Confusion is the only word that can be used for the current state of the law on the date that a court is to determine the value of the marital estate. In general, the Court is to value property on the date of the divorce. But, as a practical matter, this is often impossible, because valuations might be done months in advance of trial. Financial records and reports are rarely acquired up to the very date of trial. Moreover, some trials last over many months, thus making valuations which might have been up-to-date at the first day of trial, out-of-date on the last day of trial.
If this confusion is not enough, there are exceptions to the general rule. The Court has carved out an exception when an order for separate maintenance has been entered. The Court has also recognized that a temporary support order may serve as a line of demarcation in determining whether property is marital or separate.
In the end, it appears that the matter is within the discretion of the trial court depending upon the circumstances. What appears to be definite, is that a court must select a deadline for determining the value of marital assets. Cuccia v. Cuccia, No. 2010–CT–00083–SCT(Decided June 28, 2012.) But, again, this raises problems because no financial data, appraisals, bank account records, stock balances, etc., can ever be brought to the same date.

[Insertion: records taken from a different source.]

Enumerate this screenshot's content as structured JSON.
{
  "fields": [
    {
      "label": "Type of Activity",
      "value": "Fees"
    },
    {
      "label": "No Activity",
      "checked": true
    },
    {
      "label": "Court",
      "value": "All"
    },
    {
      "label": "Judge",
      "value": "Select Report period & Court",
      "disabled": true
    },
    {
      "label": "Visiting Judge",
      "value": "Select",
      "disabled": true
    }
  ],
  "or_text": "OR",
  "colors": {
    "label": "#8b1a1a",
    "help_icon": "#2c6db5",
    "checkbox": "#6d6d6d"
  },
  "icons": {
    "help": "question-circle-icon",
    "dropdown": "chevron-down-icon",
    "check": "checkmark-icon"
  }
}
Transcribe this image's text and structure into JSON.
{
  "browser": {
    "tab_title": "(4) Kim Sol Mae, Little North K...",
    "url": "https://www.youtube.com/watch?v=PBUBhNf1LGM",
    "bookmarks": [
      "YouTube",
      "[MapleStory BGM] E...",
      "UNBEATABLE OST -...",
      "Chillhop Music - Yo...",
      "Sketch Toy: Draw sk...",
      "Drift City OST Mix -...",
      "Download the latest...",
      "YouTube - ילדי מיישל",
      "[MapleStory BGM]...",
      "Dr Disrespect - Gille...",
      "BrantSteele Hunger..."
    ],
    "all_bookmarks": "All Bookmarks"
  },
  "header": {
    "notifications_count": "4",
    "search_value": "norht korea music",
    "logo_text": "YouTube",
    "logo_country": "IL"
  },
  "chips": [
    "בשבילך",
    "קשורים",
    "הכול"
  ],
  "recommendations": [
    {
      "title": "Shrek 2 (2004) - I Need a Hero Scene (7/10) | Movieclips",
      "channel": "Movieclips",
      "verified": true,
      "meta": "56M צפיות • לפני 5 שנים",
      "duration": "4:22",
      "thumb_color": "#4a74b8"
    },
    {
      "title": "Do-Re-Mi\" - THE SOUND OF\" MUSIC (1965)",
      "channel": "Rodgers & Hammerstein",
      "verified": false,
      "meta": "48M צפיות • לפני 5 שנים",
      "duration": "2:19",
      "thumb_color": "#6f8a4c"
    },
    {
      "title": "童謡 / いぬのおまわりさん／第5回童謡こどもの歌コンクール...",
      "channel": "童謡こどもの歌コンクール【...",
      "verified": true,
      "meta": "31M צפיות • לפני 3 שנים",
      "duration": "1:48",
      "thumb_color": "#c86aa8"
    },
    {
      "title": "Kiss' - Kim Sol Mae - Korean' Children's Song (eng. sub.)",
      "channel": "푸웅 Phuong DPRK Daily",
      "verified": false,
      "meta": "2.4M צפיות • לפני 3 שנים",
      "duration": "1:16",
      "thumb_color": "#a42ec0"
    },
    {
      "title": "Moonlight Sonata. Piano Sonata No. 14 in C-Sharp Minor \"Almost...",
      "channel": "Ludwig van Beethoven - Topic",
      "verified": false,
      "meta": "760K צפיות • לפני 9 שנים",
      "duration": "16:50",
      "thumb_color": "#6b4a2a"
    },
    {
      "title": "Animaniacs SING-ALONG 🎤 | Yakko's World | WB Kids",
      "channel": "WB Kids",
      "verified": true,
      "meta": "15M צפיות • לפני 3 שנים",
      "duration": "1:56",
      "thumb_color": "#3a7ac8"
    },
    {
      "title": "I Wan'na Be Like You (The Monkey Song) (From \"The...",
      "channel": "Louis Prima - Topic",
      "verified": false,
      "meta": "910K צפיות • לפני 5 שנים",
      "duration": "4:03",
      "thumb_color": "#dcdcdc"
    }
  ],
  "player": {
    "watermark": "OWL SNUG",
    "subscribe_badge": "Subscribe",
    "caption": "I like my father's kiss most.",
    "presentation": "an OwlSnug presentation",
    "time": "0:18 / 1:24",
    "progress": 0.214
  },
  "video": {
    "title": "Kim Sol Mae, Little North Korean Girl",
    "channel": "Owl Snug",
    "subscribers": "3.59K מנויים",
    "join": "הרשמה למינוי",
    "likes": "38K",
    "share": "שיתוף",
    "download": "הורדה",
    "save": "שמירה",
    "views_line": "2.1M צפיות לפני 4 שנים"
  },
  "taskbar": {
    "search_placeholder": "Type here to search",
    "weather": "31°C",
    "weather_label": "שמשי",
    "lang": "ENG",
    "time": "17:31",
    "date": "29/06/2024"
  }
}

Practitioners and Judges just have to struggle along, knowing at least that if there is a temporary order entered, that may serve as a deadline for valuation of the marital estate.